Interested in learning more about traditional meditation practices? The Buddhist Temple of Toledo hosts free Meditation for Beginners classes through Zoom twice each month. Looking for secular instruction? Check out Toledo Mindfulness Institute

Use the RAD Roller for back massage and fascia release.


You can use a tennis ball or lacrosse ball to release tight fascia, or if you want to treat yourself, you can buy a RAD roller fascia release ball online or locally from The Yogaja Shop. Lie down, place the ball on a knot or tight spot, and relax, pinning and holding there until the knot has dissolved or rolling around to massage the tight spot. The RAD Roller app has free how-to videos for targeting different areas and using various fascia release tools. 

Ideally, you want to release fascia and then move afterwards, so squeeze this in before you exercise, take a walk, or clean the house. It can also feel wonderful as a precursor to your bedtime routine—just make sure to move and stretch the area for a few minutes after releasing the tight areas. 

A warm bath with lavender and/or Epsom salt can help calm the body and mind.

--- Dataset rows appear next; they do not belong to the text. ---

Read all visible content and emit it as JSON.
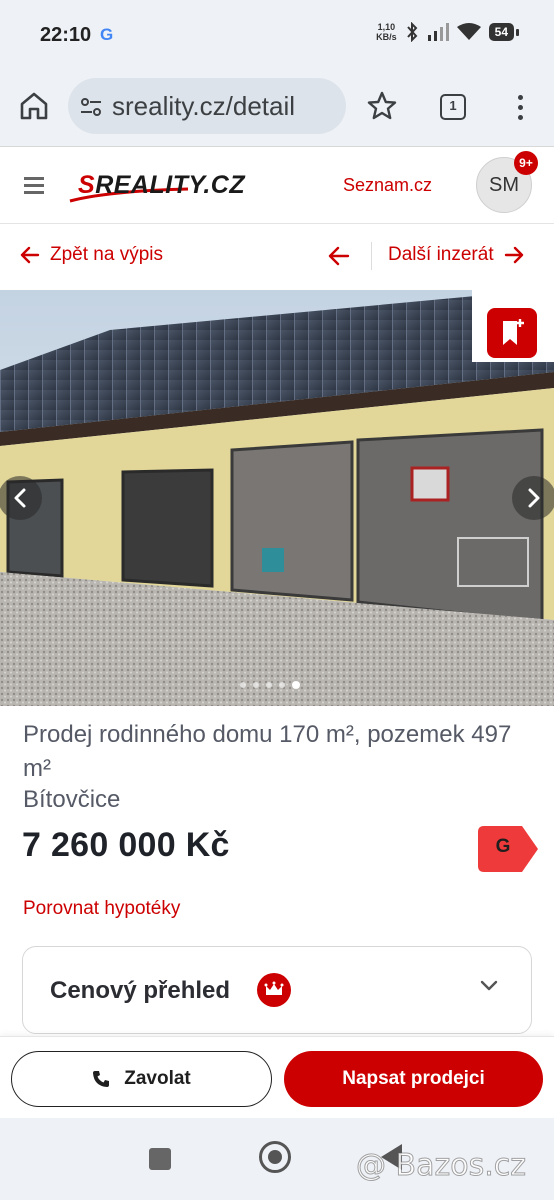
{
  "status_bar": {
    "time": "22:10",
    "google_glyph": "G",
    "net_speed_value": "1,10",
    "net_speed_unit": "KB/s",
    "battery": "54",
    "icons": [
      "bluetooth-icon",
      "signal-icon",
      "wifi-icon",
      "battery-icon"
    ]
  },
  "browser": {
    "url": "sreality.cz/detail",
    "tab_count": "1",
    "icons": [
      "home-icon",
      "site-settings-icon",
      "bookmark-star-icon",
      "tab-switcher-icon",
      "more-menu-icon"
    ]
  },
  "header": {
    "logo_first": "S",
    "logo_rest": "REALITY.CZ",
    "seznam_link": "Seznam.cz",
    "avatar_initials": "SM",
    "notification_badge": "9+"
  },
  "nav": {
    "back_label": "Zpět na výpis",
    "next_label": "Další inzerát"
  },
  "gallery": {
    "total_dots": 5,
    "active_index": 4
  },
  "listing": {
    "title": "Prodej rodinného domu 170 m², pozemek 497 m²",
    "location": "Bítovčice",
    "price": "7 260 000 Kč",
    "energy_class": "G",
    "mortgage_link": "Porovnat hypotéky",
    "price_overview_label": "Cenový přehled"
  },
  "actions": {
    "call_label": "Zavolat",
    "write_label": "Napsat prodejci"
  },
  "watermark": "@ Bazos.cz",
  "colors": {
    "brand_red": "#cc0000",
    "browser_chrome": "#eef1f6",
    "text_dark": "#1f2329",
    "text_muted": "#555a66"
  }
}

People have been taking epsom salt baths for hundreds of years to ease aches and pains. While the scientific evidence is limited, if nothing else, the warm water helps relax muscles and loosen stiff joints. Most importantly, it feels amazing, and adding a pinch of lavender to the bath adds that extra oomph. 

To add to your calming bath experience, light some candles, dim the lights, listen to a podcast, read a book—anything that allows you to relax.. 

A 20 minute catnap has so many physical/mental health benefits!


Catnaps, or naps that last 20 to 30 minutes, are fairly well studied, and researchers have discovered a number of benefits to a short daytime snooze, including improved mood, better memory, increased alertness, reduced fatigue, and an overall more relaxed mood. Just make sure to keep it short (15-20 minutes) as sleeping longer can make nighttime sleep more difficult.  

Having trouble falling asleep? Draw the curtains, turn on a fan or some gentle music, and close your eyes. Even if you don’t fall asleep, taking time to relax can be all you need to help alleviate that stress! 

Girl wearing headphones looking out window.
Bundle something on your “To Do” list with something you enjoy doing!


Think of a mindless task that you need to do and don’t necessarily look forward to–cooking, cleaning, laundry, exercise–and then link it with an activity you enjoy, such as listening to a podcast or watching your favorite TV show. Cooking dinner flies by when you’re absorbed in a good audiobook, and laundry becomes enjoyable when you link it to watching your favorite sitcom! 

The benefits of a regular yoga practice are backed by science.


Yoga has a plethora of benefits–restoring range of motion, lengthening the tissues of the body, tapping into the parasympathetic system–and gentle and restorative yoga practice force us to slow down and give us the opportunity to turn inward. 

Yoga is a chance to meditate while simultaneously moving and stretching the body to help let go of physical tension. American Osteopathic Association cites the benefits of a regular yoga practice for both body and mind: increased flexibility, strength, and tone; improved respiration, energy, and vitality; improved cardiac and circulatory health; and protection from injury. 

Many local yoga studios are now offering virtual yoga passes to “attend” class via Zoom. Need more flexibility in timing or don’t want to spend the money? YouTube has a variety of yoga classes from seasoned yoga instructors, including Toledo area yoga teacher Erin Marsh.  

Find a virtual yoga class or watch one for free on YouTube.

Next time you’re feeling anxious or stressed, try out one of these simple self-care practices. Not only are we addressing our physical and/or emotional needs with these calming practices, but we model the importance of overall wellbeing to our children.